Objectives: To assess the presence and level of common mental problems such as stress, anxiety, depression of health workers and to identify the main associated factors contributing to these mental problems.
Methods: Survey design: Adescriptive cross-sectional survey in 2016 and a qualitative research in 2018 were conducted at the Hospital of Tropical Diseases. Participants: managers and health workers who consent to participate.
Methodology: A scale about depression, anxiety and stress was self-administered by 601 health workers. In-depth semi-structured interview and focus group discussion were conducted with 33 managers, doctors and nurses.
Results: Among the 601 respondents and according to the moderate and severe level, the prevalence of depression, anxiety and stress was 28.4%, 38.8% and 18.9% respectively. Women had a higher risk of mental problems than men. There was no significant difference relating to other demographic profile such as profession, working years or age group. Fromthe33 respondents in the qualitative research, the main stressors were related with the working environment including the infrastructure, administrative policy and interpersonal relationship. Concerning the work life balance, health workers worry about the long distance from home to hospital and responsibility with their family.
Conclusion: This screening survey showed the presence of depression and anxiety in a number of health workers with associated factors related to working environment.

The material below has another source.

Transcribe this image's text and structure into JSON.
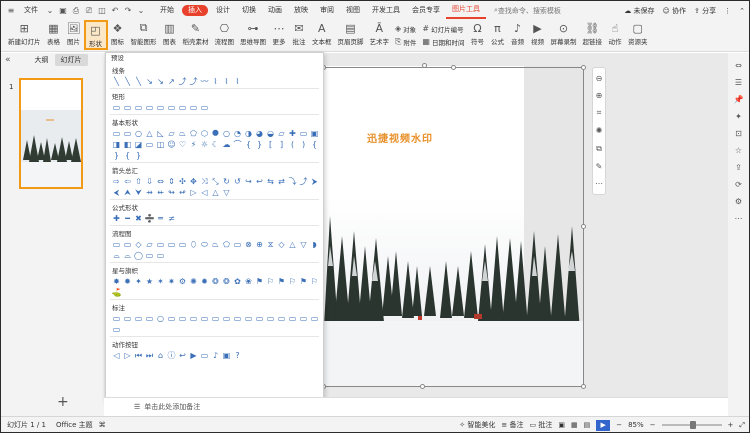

The health staff needed a support from the hospital managers and the psychological/psychiatric experts to improve their mental health.